══ TASK DATA

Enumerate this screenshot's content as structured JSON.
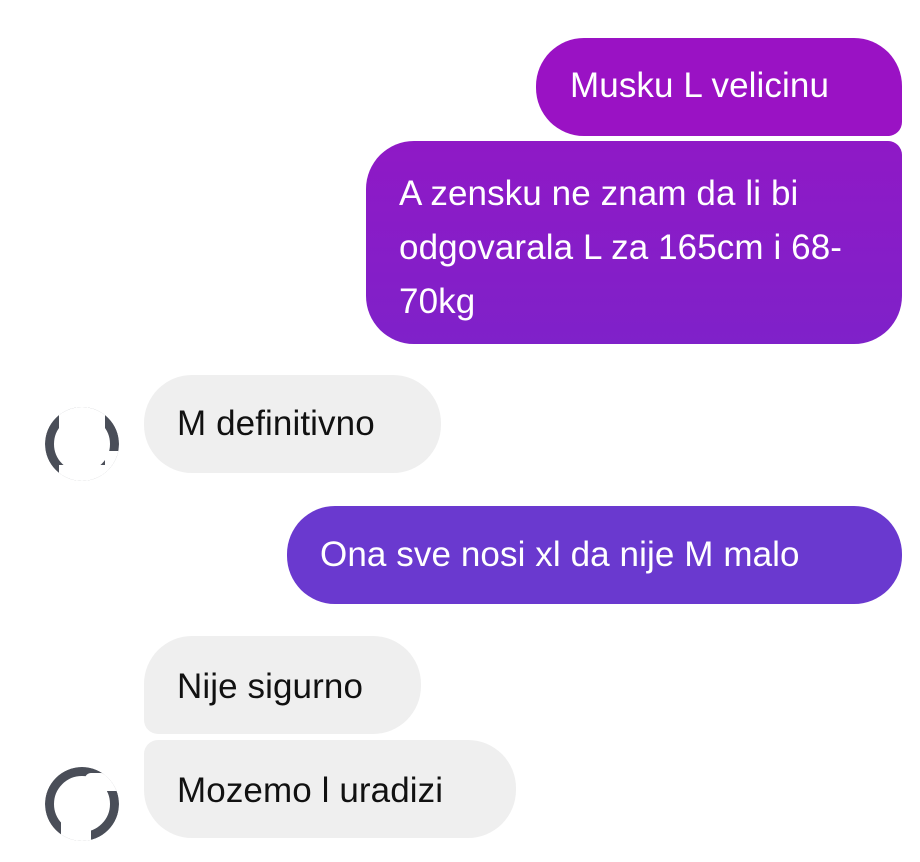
{
  "conversation": {
    "messages": [
      {
        "direction": "outgoing",
        "text": "Musku L velicinu"
      },
      {
        "direction": "outgoing",
        "text": "A zensku ne znam da li bi odgovarala L za 165cm i 68-70kg"
      },
      {
        "direction": "incoming",
        "text": "M definitivno"
      },
      {
        "direction": "outgoing",
        "text": "Ona sve nosi xl da nije M malo"
      },
      {
        "direction": "incoming",
        "text": "Nije sigurno"
      },
      {
        "direction": "incoming",
        "text": "Mozemo l uradizi"
      }
    ]
  },
  "colors": {
    "outgoing_1": "#9a12c4",
    "outgoing_2": "#8a1cc7",
    "outgoing_3": "#6a39cf",
    "incoming_bubble": "#efefef",
    "incoming_text": "#111111",
    "outgoing_text": "#ffffff"
  },
  "icons": {
    "avatar": "contact-avatar-icon"
  }
}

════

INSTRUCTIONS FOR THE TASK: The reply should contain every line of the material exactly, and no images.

YOUR SOLUTION:
Enumerate this screenshot's content as structured JSON.
{
  "conversation": {
    "messages": [
      {
        "direction": "outgoing",
        "text": "Musku L velicinu"
      },
      {
        "direction": "outgoing",
        "text": "A zensku ne znam da li bi odgovarala L za 165cm i 68-70kg"
      },
      {
        "direction": "incoming",
        "text": "M definitivno"
      },
      {
        "direction": "outgoing",
        "text": "Ona sve nosi xl da nije M malo"
      },
      {
        "direction": "incoming",
        "text": "Nije sigurno"
      },
      {
        "direction": "incoming",
        "text": "Mozemo l uradizi"
      }
    ]
  },
  "colors": {
    "outgoing_1": "#9a12c4",
    "outgoing_2": "#8a1cc7",
    "outgoing_3": "#6a39cf",
    "incoming_bubble": "#efefef",
    "incoming_text": "#111111",
    "outgoing_text": "#ffffff"
  },
  "icons": {
    "avatar": "contact-avatar-icon"
  }
}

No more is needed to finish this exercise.